painter, draftsman, copperplate engraver, goldsmith, art theorist

born Nürnberg, 21. May 1471

died Nürnberg, 06. Apr 1528

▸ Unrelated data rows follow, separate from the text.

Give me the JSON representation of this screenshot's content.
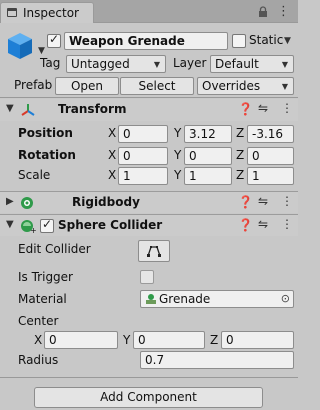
{
  "tab": {
    "title": "Inspector"
  },
  "object": {
    "name": "Weapon Grenade",
    "active": true,
    "static_label": "Static",
    "static_checked": false,
    "tag_label": "Tag",
    "tag_value": "Untagged",
    "layer_label": "Layer",
    "layer_value": "Default",
    "prefab_label": "Prefab",
    "open_label": "Open",
    "select_label": "Select",
    "overrides_label": "Overrides"
  },
  "transform": {
    "title": "Transform",
    "position_label": "Position",
    "rotation_label": "Rotation",
    "scale_label": "Scale",
    "x": "X",
    "y": "Y",
    "z": "Z",
    "position": [
      "0",
      "3.12",
      "-3.16"
    ],
    "rotation": [
      "0",
      "0",
      "0"
    ],
    "scale": [
      "1",
      "1",
      "1"
    ]
  },
  "rigidbody": {
    "title": "Rigidbody"
  },
  "sphere_collider": {
    "title": "Sphere Collider",
    "enabled": true,
    "edit_collider_label": "Edit Collider",
    "is_trigger_label": "Is Trigger",
    "is_trigger": false,
    "material_label": "Material",
    "material_value": "Grenade",
    "center_label": "Center",
    "center": [
      "0",
      "0",
      "0"
    ],
    "x": "X",
    "y": "Y",
    "z": "Z",
    "radius_label": "Radius",
    "radius_value": "0.7"
  },
  "footer": {
    "add_component_label": "Add Component"
  },
  "icons": {
    "help": "help-icon",
    "presets": "presets-icon",
    "menu": "kebab-menu-icon"
  },
  "colors": {
    "panel": "#c8c8c8",
    "header": "#cbcbcb",
    "cube_blue": "#1e7fd6",
    "transform_red": "#d93a2a",
    "rigid_green": "#2f9a4a"
  }
}
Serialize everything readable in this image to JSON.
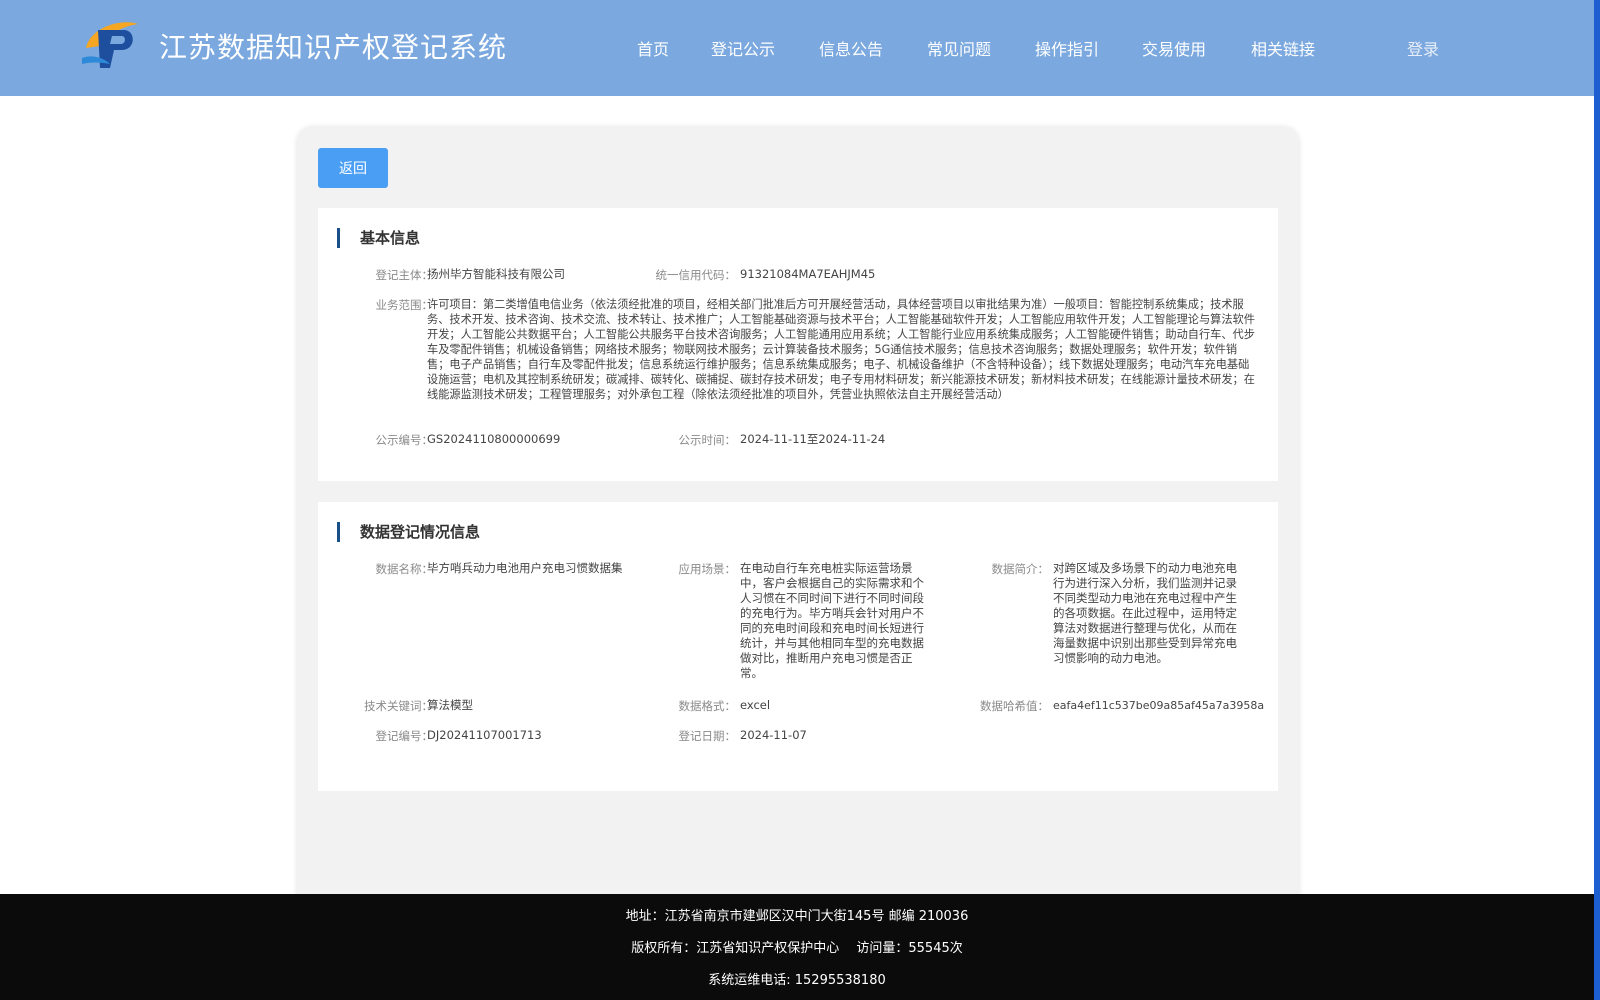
{
  "header": {
    "title": "江苏数据知识产权登记系统",
    "nav": [
      "首页",
      "登记公示",
      "信息公告",
      "常见问题",
      "操作指引",
      "交易使用",
      "相关链接"
    ],
    "login": "登录"
  },
  "back_label": "返回",
  "basic": {
    "heading": "基本信息",
    "subject_label": "登记主体：",
    "subject": "扬州毕方智能科技有限公司",
    "credit_label": "统一信用代码：",
    "credit": "91321084MA7EAHJM45",
    "scope_label": "业务范围：",
    "scope": "许可项目：第二类增值电信业务（依法须经批准的项目，经相关部门批准后方可开展经营活动，具体经营项目以审批结果为准）一般项目：智能控制系统集成；技术服务、技术开发、技术咨询、技术交流、技术转让、技术推广；人工智能基础资源与技术平台；人工智能基础软件开发；人工智能应用软件开发；人工智能理论与算法软件开发；人工智能公共数据平台；人工智能公共服务平台技术咨询服务；人工智能通用应用系统；人工智能行业应用系统集成服务；人工智能硬件销售；助动自行车、代步车及零配件销售；机械设备销售；网络技术服务；物联网技术服务；云计算装备技术服务；5G通信技术服务；信息技术咨询服务；数据处理服务；软件开发；软件销售；电子产品销售；自行车及零配件批发；信息系统运行维护服务；信息系统集成服务；电子、机械设备维护（不含特种设备）；线下数据处理服务；电动汽车充电基础设施运营；电机及其控制系统研发；碳减排、碳转化、碳捕捉、碳封存技术研发；电子专用材料研发；新兴能源技术研发；新材料技术研发；在线能源计量技术研发；在线能源监测技术研发；工程管理服务；对外承包工程（除依法须经批准的项目外，凭营业执照依法自主开展经营活动）",
    "pub_no_label": "公示编号：",
    "pub_no": "GS2024110800000699",
    "pub_time_label": "公示时间：",
    "pub_time": "2024-11-11至2024-11-24"
  },
  "data": {
    "heading": "数据登记情况信息",
    "name_label": "数据名称：",
    "name": "毕方哨兵动力电池用户充电习惯数据集",
    "scene_label": "应用场景：",
    "scene": "在电动自行车充电桩实际运营场景中，客户会根据自己的实际需求和个人习惯在不同时间下进行不同时间段的充电行为。毕方哨兵会针对用户不同的充电时间段和充电时间长短进行统计，并与其他相同车型的充电数据做对比，推断用户充电习惯是否正常。",
    "intro_label": "数据简介：",
    "intro": "对跨区域及多场景下的动力电池充电行为进行深入分析，我们监测并记录不同类型动力电池在充电过程中产生的各项数据。在此过程中，运用特定算法对数据进行整理与优化，从而在海量数据中识别出那些受到异常充电习惯影响的动力电池。",
    "keyword_label": "技术关键词：",
    "keyword": "算法模型",
    "format_label": "数据格式：",
    "format": "excel",
    "hash_label": "数据哈希值：",
    "hash": "eafa4ef11c537be09a85af45a7a3958a",
    "reg_no_label": "登记编号：",
    "reg_no": "DJ20241107001713",
    "reg_date_label": "登记日期：",
    "reg_date": "2024-11-07"
  },
  "footer": {
    "address": "地址：江苏省南京市建邺区汉中门大街145号 邮编 210036",
    "copyright": "版权所有：江苏省知识产权保护中心　 访问量：55545次",
    "phone": "系统运维电话: 15295538180"
  },
  "colors": {
    "header_bg": "#7ba8de",
    "button_blue": "#4a9ff5",
    "heading_bar": "#1a4f8a",
    "footer_bg": "#0b0b0b"
  }
}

Durer and the Durer time blow up the previous relationships in the arts in the German-speaking countries – although not in the field of architecture. For the first time the life of an artist becomes known in detail and in depth, for the first time his interests go far beyond his traditional professional skills and knowledge. For the first time a distinctive thirst for knowledge and a deep longing for a theory of arts emerge, although the arts do not leave the ground of absolutely solid workmanship. The message of the arts becomes more elaborated, leaving the territory of mere Christian symbolism. The unequal qualitative weighting sculpture / painting in the German countries is everted (in the Late Gothic period there were no significant painters that could be compared to first class contemporary sculptors like Multscher, Gerhaert, Riemenschneider, Erhart, Kraft, Stoß on the European scale). That changes with Durer, painting reaches a quality which before only the works of the Dutch painters van der Weyden and van Eyck could boast. On the other hand the German Renaissance is lacking a more significant group of sculptors whose quality is on par with the quality of Durer, Cranach, Grunewald, Baldung and Holbein despite of Gregor Erhart and Conrad Meit. The world fame of the German graphic art is now being consolidated. Regarding this point one cannot think of Durer without remembering Martin Schongauer. Durer combined, so to speak, the results of his studies with the insights he gained from the Italian Renaissance, achieving an explosive outcome. The possibility to easily distribute the woodcuts enabled the Durer reception even in parts of the world as far away as South America already within the 16th century (see the image of his rhinoceros in Tunja, Colombia). Eroticism emerges in German art for the first time (being continued and developed by Sebald and Barthel Beham). Not only does the attraction of male beauty make Durer a kindred spirit of the great Italians of his time, but his animal figures like the famous hare also reach an ultimate art-historical climax. Durer´s relationship with the world of forms of the antiquity remains ambiguous – the Gothic fund of Nuremberg is inseparably connected to his works. Disregarding his long stay in Venice this remained so. It is exactly this “German character” which Vasari complains about. It is the crux of the Nuremberg history that the City lost nearly all of the significant works of her great progeny to collections and museums in other cities – and with them a great deal of her self-confidence concerning her heritage, and the wealth and the importance of her culture as an imperial city. The 19th century marked the end of her glorious past. The more gratifying is the fact that Durer´s private residence and workshop at Tiergärtnertor survived, even though only barely, the apocalypse of 1945 (which he had probably anticipated). Dr. Pablo de la Riestra, May 2019

Period: 15th c., 16th c.